A: I'm really keen on people doing more and going further and pushing themselves. But that doesn't entirely apply to my 7-year-old son who I intend to tether to my ankle till he's in his 30s! I love him too much to let him go. Having said that, we're fairly relaxed about most dangers. We live in a wild and remote spot, and every day my son runs through the forest with our big dog. He's got an enormous playground to enjoy right there.
Q: What does your wife think of your trips?
A: For some reason she's just keen I up my life insurance above the rate of inflation. No, she's very adventurous herself, and she knows that adventures add huge meaning to life. I'm not foolhardy, and I'm not doing it for my own delight. I think there's real value in travelling the planet and sharing experiences with others - whether that's your grandmother telling everyone how wonderful Namibia is or me coming back from a remote place with a TV programme. My wife worked with me on some of my earlier programmes, so she knows they're not a jolly jape..
Q: What qualities do you need in your job?
A: I'm very enthusiastic about the world. Part of my job is to go 'wow!' a lot - and I can't stop doing that in real life because that's how I really feel! I also have a great deal of curiosity - that's crucial - and I'd like to think that I do care. I cry a lot. I get very emotional and uplifted by the sights and people I meet. An openness to other people really helps. That is how we understand each other and how we break down the barriers that divide us.
Q: Do you think you'll ever get bored of travelling?
A: Absolutely not! What telly presenter would say, 'I think I've seen enough now'? As long as I'm allowed, I'll be out there. When I'm travelling, my senses are not just tingled but rattled every minute of every hour.
Q: Your wife Anya Reeve is a camerawoman and campaigner. Can you tell me how you met?
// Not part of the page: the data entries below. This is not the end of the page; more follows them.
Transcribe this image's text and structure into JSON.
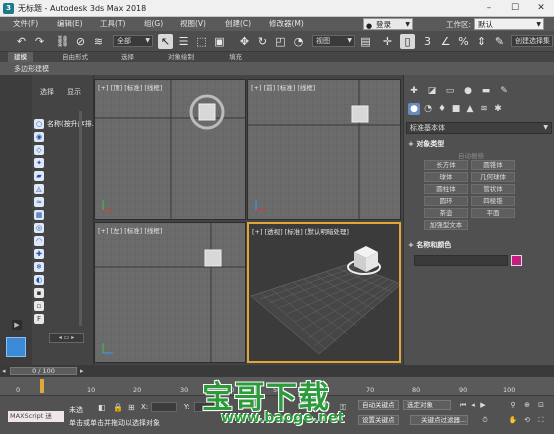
{
  "window": {
    "title": "无标题 - Autodesk 3ds Max 2018",
    "app_icon": "3ds-max-icon"
  },
  "menu": {
    "items": [
      "文件(F)",
      "编辑(E)",
      "工具(T)",
      "组(G)",
      "视图(V)",
      "创建(C)",
      "修改器(M)"
    ],
    "signin": "登录",
    "workspace_label": "工作区:",
    "workspace_value": "默认"
  },
  "toolbar": {
    "selection_filter": "全部",
    "ref_coord": "视图",
    "named_sets": "创建选择集"
  },
  "ribbon": {
    "tabs": [
      "建模",
      "自由形式",
      "选择",
      "对象绘制",
      "填充"
    ],
    "active_tab": "建模",
    "subtitle": "多边形建模"
  },
  "scene_explorer": {
    "tabs": [
      "选择",
      "显示"
    ],
    "node_label": "名称(按升序排..."
  },
  "viewports": {
    "top": "[+] [顶] [标准] [线框]",
    "front": "[+] [前] [标准] [线框]",
    "left": "[+] [左] [标准] [线框]",
    "perspective": "[+] [透视] [标准] [默认明暗处理]"
  },
  "command_panel": {
    "category": "标准基本体",
    "object_type_header": "对象类型",
    "autogrid": "自动栅格",
    "buttons": [
      "长方体",
      "圆锥体",
      "球体",
      "几何球体",
      "圆柱体",
      "管状体",
      "圆环",
      "四棱锥",
      "茶壶",
      "平面",
      "加强型文本"
    ],
    "name_color_header": "名称和颜色",
    "object_color": "#c41e82"
  },
  "timeline": {
    "frame_display": "0 / 100",
    "ticks": [
      "0",
      "10",
      "20",
      "30",
      "40",
      "50",
      "60",
      "70",
      "80",
      "90",
      "100"
    ]
  },
  "status": {
    "maxscript": "MAXScript 迷",
    "line1": "未选",
    "line2": "单击或单击并拖动以选择对象",
    "x_label": "X:",
    "y_label": "Y:",
    "autokey": "自动关键点",
    "selected_object": "选定对象",
    "set_key": "设置关键点",
    "key_filter": "关键点过滤器..."
  },
  "watermark": {
    "text": "宝哥下载",
    "url": "www.baoge.net"
  }
}
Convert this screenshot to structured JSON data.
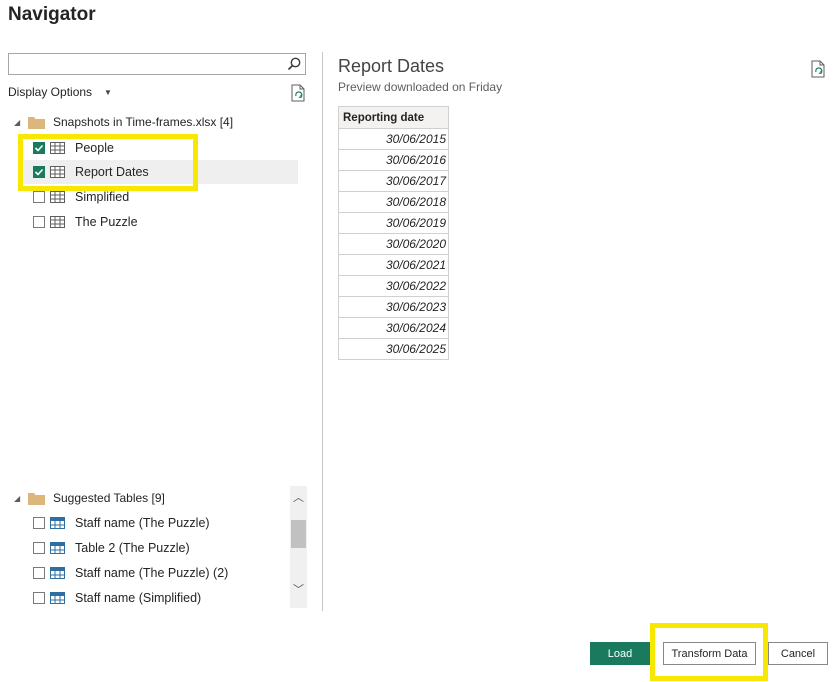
{
  "window": {
    "title": "Navigator"
  },
  "left_panel": {
    "search": {
      "value": "",
      "placeholder": ""
    },
    "display_options_label": "Display Options",
    "source": {
      "label": "Snapshots in Time-frames.xlsx [4]",
      "items": [
        {
          "label": "People",
          "checked": true
        },
        {
          "label": "Report Dates",
          "checked": true,
          "selected": true
        },
        {
          "label": "Simplified",
          "checked": false
        },
        {
          "label": "The Puzzle",
          "checked": false
        }
      ]
    },
    "suggested": {
      "label": "Suggested Tables [9]",
      "items": [
        {
          "label": "Staff name (The Puzzle)",
          "checked": false
        },
        {
          "label": "Table 2 (The Puzzle)",
          "checked": false
        },
        {
          "label": "Staff name (The Puzzle) (2)",
          "checked": false
        },
        {
          "label": "Staff name (Simplified)",
          "checked": false
        }
      ]
    }
  },
  "preview": {
    "title": "Report Dates",
    "subtitle": "Preview downloaded on Friday",
    "column_header": "Reporting date",
    "rows": [
      "30/06/2015",
      "30/06/2016",
      "30/06/2017",
      "30/06/2018",
      "30/06/2019",
      "30/06/2020",
      "30/06/2021",
      "30/06/2022",
      "30/06/2023",
      "30/06/2024",
      "30/06/2025"
    ]
  },
  "footer": {
    "load_label": "Load",
    "transform_label": "Transform Data",
    "cancel_label": "Cancel"
  },
  "colors": {
    "accent": "#1a7a5e",
    "highlight": "#f8e700",
    "folder": "#dcb67a"
  }
}
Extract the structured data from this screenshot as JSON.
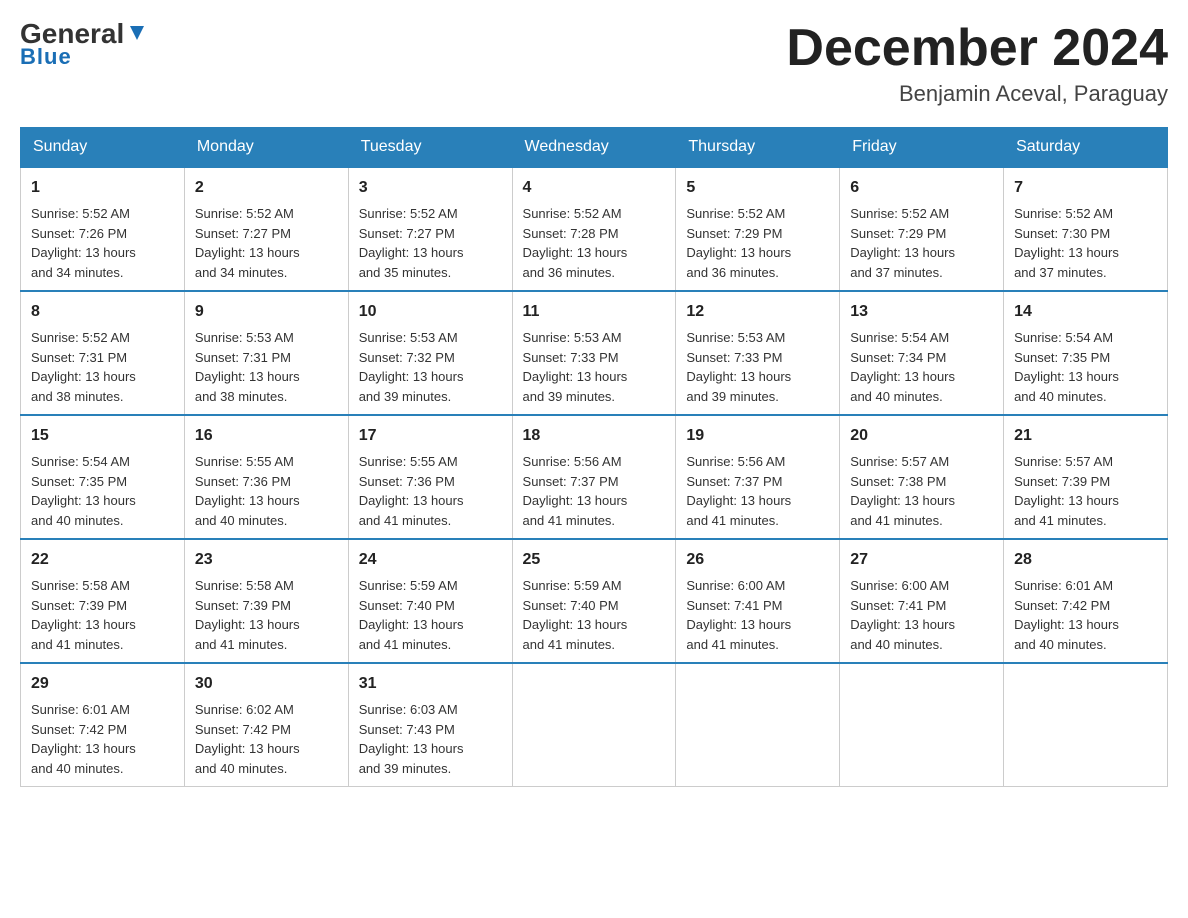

A: We met at a rather glamorous party. I had a proper love at first sight moment. I saw Anya across the room and that was it - I was instantly smitten.
Q: You were brought up in Acton, but you now live in Devon with your wife and son. How do you find life in the country?
A: I was pretty happy in London, but my wife, who's also a Londoner, said, 'We've got to move to the countryside. This is our chance to go and live somewhere healthier.' She sort of forced me. Now whenever I say perhaps it might be a bit easier with my work if we moved back to London, my son tells me, 'You can, but I'm not going. I'll be really cross with you.' He loves it in the wild.
Q: What common misapprehensions do people have about you?
A: I'm in my 40s, but I'm really lucky that some people think I'm a couple of years younger. I've stopped telling people I've had plastic surgery because they take it seriously - I've even had emails asking where I got the cut! People also think I must be yet another public school graduate posho, but I grew-up in Acton. I lost my strong west London accent but I can still put it on when needed.
Q: Finally, what are the benefits of going travelling?
A: Travel teaches us that we should embrace life and not live it on our knees. It's a wonderful and immediate way of pushing our buttons and exciting our senses. We have an enormous planet of seven billion stories and magnificent sights to see and incredible food to eat. Anyone who isn't mortgaging their grandparents or their grandchildren to get out in the big world needs their head examined!
An Audience with Simon Reeve will play at four ATG venues later this year.